RRIFs 101: Using your nest egg by Preet Banerjee on Tangerine’s Forward Thinking blog fills in the blanks for readers who understand how RRSPs work but were not aware that they must be converted into RRIFs at age 71 and that beginning the year after, minimum fully taxable amounts must be withdrawn.

Do you follow blogs with terrific ideas for saving money that haven’t been mentioned in our weekly “Best from the blogosphere?” Share the information with us on http://wp.me/P1YR2T-JR and your name will be entered in a quarterly draw for a gift card.

 

Mar 23: Best from the blogosphere

23 Mar

 

By Sheryl Smolkin

Spring is definitely in the air and every day the piles of snow and patches of ice in my neighbourhood get smaller. This week we report on a potpourri of interesting blogs and articles from some of our favourite bloggers.
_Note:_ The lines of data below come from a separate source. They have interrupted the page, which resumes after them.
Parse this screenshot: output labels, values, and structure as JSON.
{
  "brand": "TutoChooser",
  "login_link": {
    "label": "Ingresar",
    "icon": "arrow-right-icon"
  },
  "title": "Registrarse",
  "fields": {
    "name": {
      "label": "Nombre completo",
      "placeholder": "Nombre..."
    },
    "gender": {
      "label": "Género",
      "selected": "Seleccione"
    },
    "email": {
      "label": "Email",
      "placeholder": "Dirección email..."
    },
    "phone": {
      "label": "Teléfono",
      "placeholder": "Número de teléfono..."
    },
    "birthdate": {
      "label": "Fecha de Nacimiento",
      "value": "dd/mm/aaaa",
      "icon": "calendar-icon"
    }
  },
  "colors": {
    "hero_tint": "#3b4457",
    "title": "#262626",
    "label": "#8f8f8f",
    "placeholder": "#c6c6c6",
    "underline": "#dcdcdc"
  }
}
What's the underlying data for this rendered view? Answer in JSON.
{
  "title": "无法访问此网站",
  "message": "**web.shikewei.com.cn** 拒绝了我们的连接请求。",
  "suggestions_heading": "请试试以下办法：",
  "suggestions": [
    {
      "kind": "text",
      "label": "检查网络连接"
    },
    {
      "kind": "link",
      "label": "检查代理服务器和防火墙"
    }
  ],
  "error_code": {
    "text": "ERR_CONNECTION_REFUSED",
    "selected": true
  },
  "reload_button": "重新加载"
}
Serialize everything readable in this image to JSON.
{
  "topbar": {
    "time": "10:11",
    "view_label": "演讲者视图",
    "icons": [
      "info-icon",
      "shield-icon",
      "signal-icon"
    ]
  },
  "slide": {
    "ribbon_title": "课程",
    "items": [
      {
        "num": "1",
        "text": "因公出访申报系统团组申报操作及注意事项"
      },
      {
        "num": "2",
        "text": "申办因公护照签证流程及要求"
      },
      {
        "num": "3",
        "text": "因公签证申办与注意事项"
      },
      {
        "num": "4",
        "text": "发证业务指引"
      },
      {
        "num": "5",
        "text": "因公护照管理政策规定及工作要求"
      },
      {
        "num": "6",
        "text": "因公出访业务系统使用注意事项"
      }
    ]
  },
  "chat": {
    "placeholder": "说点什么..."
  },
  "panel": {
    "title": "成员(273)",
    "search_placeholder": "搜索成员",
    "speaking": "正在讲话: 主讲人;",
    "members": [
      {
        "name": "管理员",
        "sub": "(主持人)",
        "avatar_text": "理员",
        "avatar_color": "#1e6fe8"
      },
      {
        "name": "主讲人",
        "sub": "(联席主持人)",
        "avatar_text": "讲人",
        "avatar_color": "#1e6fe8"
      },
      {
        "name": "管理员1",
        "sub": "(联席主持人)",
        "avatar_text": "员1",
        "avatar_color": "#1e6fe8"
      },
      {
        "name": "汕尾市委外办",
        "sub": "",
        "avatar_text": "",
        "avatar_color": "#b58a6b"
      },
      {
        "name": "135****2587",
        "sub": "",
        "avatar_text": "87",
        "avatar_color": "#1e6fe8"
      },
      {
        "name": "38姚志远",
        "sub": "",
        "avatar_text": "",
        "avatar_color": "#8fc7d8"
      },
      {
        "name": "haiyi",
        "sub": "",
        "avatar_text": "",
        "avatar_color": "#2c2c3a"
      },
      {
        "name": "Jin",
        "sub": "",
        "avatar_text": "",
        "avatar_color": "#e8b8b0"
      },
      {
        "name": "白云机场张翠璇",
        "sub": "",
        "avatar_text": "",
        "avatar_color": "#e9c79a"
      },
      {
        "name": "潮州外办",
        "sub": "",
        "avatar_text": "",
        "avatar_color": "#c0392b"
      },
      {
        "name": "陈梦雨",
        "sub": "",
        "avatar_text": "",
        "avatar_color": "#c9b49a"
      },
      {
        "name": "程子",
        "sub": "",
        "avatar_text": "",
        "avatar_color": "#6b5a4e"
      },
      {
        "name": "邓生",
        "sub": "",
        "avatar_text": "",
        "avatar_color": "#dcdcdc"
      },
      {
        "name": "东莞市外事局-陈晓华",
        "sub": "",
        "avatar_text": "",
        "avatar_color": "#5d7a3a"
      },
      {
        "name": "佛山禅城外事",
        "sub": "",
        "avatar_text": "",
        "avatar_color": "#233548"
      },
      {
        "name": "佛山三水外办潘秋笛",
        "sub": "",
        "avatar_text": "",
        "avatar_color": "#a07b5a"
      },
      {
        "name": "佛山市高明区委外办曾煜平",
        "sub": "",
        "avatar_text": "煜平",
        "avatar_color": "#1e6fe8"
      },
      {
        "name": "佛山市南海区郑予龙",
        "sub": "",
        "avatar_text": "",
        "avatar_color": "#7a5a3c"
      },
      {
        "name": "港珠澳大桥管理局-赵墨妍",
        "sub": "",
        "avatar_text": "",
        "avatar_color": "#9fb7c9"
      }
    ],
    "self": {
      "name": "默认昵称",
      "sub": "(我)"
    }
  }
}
We usually catch Robb Engen on Boomer and Echo, but he also regularly writes for his blog  RewardsCanada. This week he posted an interesting article about why it is so hard to cancel a credit card. Credit card companies advertise great bonuses on points when you sign up with them but they are counting on inertia to retain you as a client once the deal is in the bag. If you are smart enough to want out, they make you jump through hoops before you can cancel.

On StupidCents, Tom Drake’s mission is to help you “turn wasted sense into common cents.” Recently guest blogger Michelle offered some ideas on how to save money on your wedding. She suggests you can barter many services in exchange for free wedding products. It can also help to chose something other than a diamond and buy a pre-owned wedding dress. In a previous blog she suggested that you get married off season and not on a weekend.

If you think you have to keep your income low in your 64th year because the OAS clawback is based on your income in the previous year, take a look at Understanding the OAS Clawback by Doug Runchey on RetireHappy. He says there is a provision in the Income Tax Act that allows the clawback to be based on your income for the current calendar year, if your income in the current calendar year will be substantially lower than it was in the previous calendar year.

In Thanks for the $2000 CRA on the Canadian Personal Finance blog, Alan Whitton aka the Big Cajun Man concludes that he and his wife are not eligible for income-splitting because his wife earns too much, but in any event he says this would not be enough to buy his vote because “As usual, the program is half-baked (much like the TFSA and other ideas), and I am not a one issue voter.

And finally, on get smarter about money, Globe and Mail columnist Rob Carrick writes about the gift of a debt-free education he and his wife are giving their two sons. There is no family fortune so they will not be living on Easy Street, but they will be able to graduate debt free from a four-year undergraduate program of their choice. He says if you can’t help your kids graduate debt-free, the next best thing is to help limit their debt. In today’s challenging world for young adults, that’s a great early inheritance.

Do you follow blogs with terrific ideas for saving money that haven’t been mentioned in our weekly “Best from the blogosphere?” Share the information with us on http://wp.me/P1YR2T-JR and your name will be entered in a quarterly draw for a gift card.